[Opening GIVEN INFORMATION section]

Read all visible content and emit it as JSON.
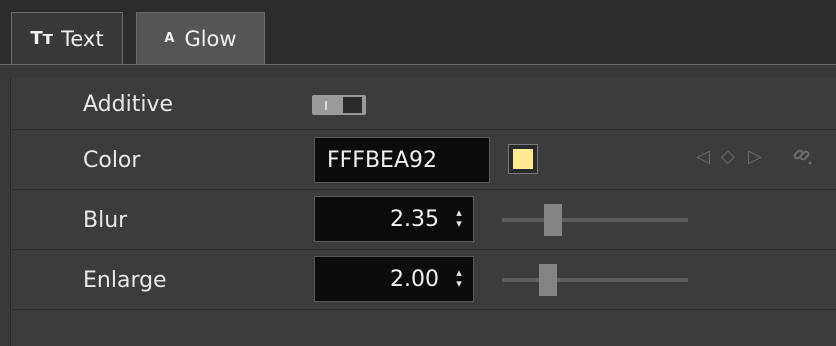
{
  "tabs": [
    {
      "label": "Text",
      "icon": "text-type-icon",
      "glyph": "Tт"
    },
    {
      "label": "Glow",
      "icon": "glow-a-icon",
      "glyph": "A"
    }
  ],
  "rows": {
    "additive": {
      "label": "Additive",
      "toggle_on": true
    },
    "color": {
      "label": "Color",
      "hex": "FFFBEA92",
      "swatch": "#FFEA92"
    },
    "blur": {
      "label": "Blur",
      "value": "2.35",
      "slider_fraction": 0.25
    },
    "enlarge": {
      "label": "Enlarge",
      "value": "2.00",
      "slider_fraction": 0.22
    }
  },
  "keyframe_icons": {
    "prev": "◁",
    "add": "◇",
    "next": "▷",
    "link": "🔗"
  },
  "spin_glyph": "⌃⌄"
}
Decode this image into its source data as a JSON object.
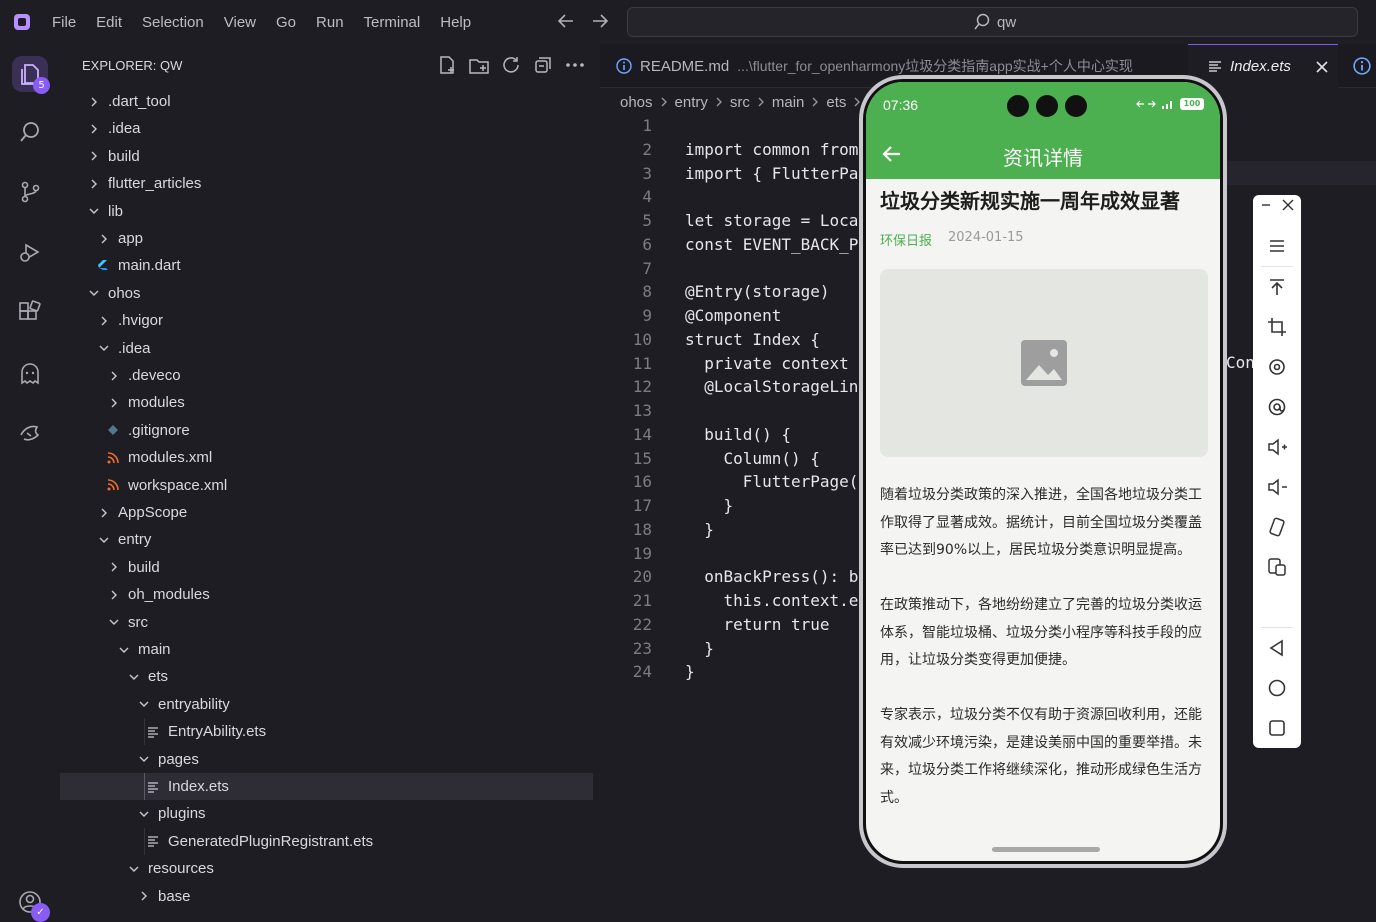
{
  "menubar": {
    "items": [
      "File",
      "Edit",
      "Selection",
      "View",
      "Go",
      "Run",
      "Terminal",
      "Help"
    ]
  },
  "command_center": {
    "text": "qw"
  },
  "activity": {
    "badge": "5"
  },
  "explorer": {
    "header": "EXPLORER: QW",
    "tree": [
      {
        "label": ".dart_tool",
        "kind": "folder",
        "depth": 0,
        "open": false
      },
      {
        "label": ".idea",
        "kind": "folder",
        "depth": 0,
        "open": false
      },
      {
        "label": "build",
        "kind": "folder",
        "depth": 0,
        "open": false
      },
      {
        "label": "flutter_articles",
        "kind": "folder",
        "depth": 0,
        "open": false
      },
      {
        "label": "lib",
        "kind": "folder",
        "depth": 0,
        "open": true
      },
      {
        "label": "app",
        "kind": "folder",
        "depth": 1,
        "open": false
      },
      {
        "label": "main.dart",
        "kind": "dart",
        "depth": 1
      },
      {
        "label": "ohos",
        "kind": "folder",
        "depth": 0,
        "open": true
      },
      {
        "label": ".hvigor",
        "kind": "folder",
        "depth": 1,
        "open": false
      },
      {
        "label": ".idea",
        "kind": "folder",
        "depth": 1,
        "open": true
      },
      {
        "label": ".deveco",
        "kind": "folder",
        "depth": 2,
        "open": false
      },
      {
        "label": "modules",
        "kind": "folder",
        "depth": 2,
        "open": false
      },
      {
        "label": ".gitignore",
        "kind": "git",
        "depth": 2
      },
      {
        "label": "modules.xml",
        "kind": "xml",
        "depth": 2
      },
      {
        "label": "workspace.xml",
        "kind": "xml",
        "depth": 2
      },
      {
        "label": "AppScope",
        "kind": "folder",
        "depth": 1,
        "open": false
      },
      {
        "label": "entry",
        "kind": "folder",
        "depth": 1,
        "open": true
      },
      {
        "label": "build",
        "kind": "folder",
        "depth": 2,
        "open": false
      },
      {
        "label": "oh_modules",
        "kind": "folder",
        "depth": 2,
        "open": false
      },
      {
        "label": "src",
        "kind": "folder",
        "depth": 2,
        "open": true
      },
      {
        "label": "main",
        "kind": "folder",
        "depth": 3,
        "open": true
      },
      {
        "label": "ets",
        "kind": "folder",
        "depth": 4,
        "open": true
      },
      {
        "label": "entryability",
        "kind": "folder",
        "depth": 5,
        "open": true
      },
      {
        "label": "EntryAbility.ets",
        "kind": "ets",
        "depth": 6
      },
      {
        "label": "pages",
        "kind": "folder",
        "depth": 5,
        "open": true
      },
      {
        "label": "Index.ets",
        "kind": "ets",
        "depth": 6,
        "selected": true
      },
      {
        "label": "plugins",
        "kind": "folder",
        "depth": 5,
        "open": true
      },
      {
        "label": "GeneratedPluginRegistrant.ets",
        "kind": "ets",
        "depth": 6
      },
      {
        "label": "resources",
        "kind": "folder",
        "depth": 4,
        "open": true
      },
      {
        "label": "base",
        "kind": "folder",
        "depth": 5,
        "open": false
      }
    ]
  },
  "tabs": {
    "readme": {
      "name": "README.md",
      "path": "...\\flutter_for_openharmony垃圾分类指南app实战+个人中心实现"
    },
    "index": {
      "name": "Index.ets"
    }
  },
  "breadcrumb": [
    "ohos",
    "entry",
    "src",
    "main",
    "ets"
  ],
  "code": {
    "lines": [
      "",
      "import common from",
      "import { FlutterPa",
      "",
      "let storage = Loca",
      "const EVENT_BACK_P",
      "",
      "@Entry(storage)",
      "@Component",
      "struct Index {",
      "  private context",
      "  @LocalStorageLin",
      "",
      "  build() {",
      "    Column() {",
      "      FlutterPage(",
      "    }",
      "  }",
      "",
      "  onBackPress(): b",
      "    this.context.e",
      "    return true",
      "  }",
      "}"
    ],
    "peek": "Con"
  },
  "phone": {
    "clock": "07:36",
    "battery": "100",
    "page_title": "资讯详情",
    "article_title": "垃圾分类新规实施一周年成效显著",
    "source": "环保日报",
    "date": "2024-01-15",
    "paragraphs": [
      "随着垃圾分类政策的深入推进，全国各地垃圾分类工作取得了显著成效。据统计，目前全国垃圾分类覆盖率已达到90%以上，居民垃圾分类意识明显提高。",
      "在政策推动下，各地纷纷建立了完善的垃圾分类收运体系，智能垃圾桶、垃圾分类小程序等科技手段的应用，让垃圾分类变得更加便捷。",
      "专家表示，垃圾分类不仅有助于资源回收利用，还能有效减少环境污染，是建设美丽中国的重要举措。未来，垃圾分类工作将继续深化，推动形成绿色生活方式。"
    ]
  },
  "colors": {
    "accent": "#7f5af0",
    "appbar_green": "#4caf50",
    "background": "#1e1d23"
  }
}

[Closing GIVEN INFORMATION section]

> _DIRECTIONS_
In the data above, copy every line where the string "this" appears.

> _RESULT OF THE TASK_
Decode this image into its source data as a JSON object.
      "    this.context.e",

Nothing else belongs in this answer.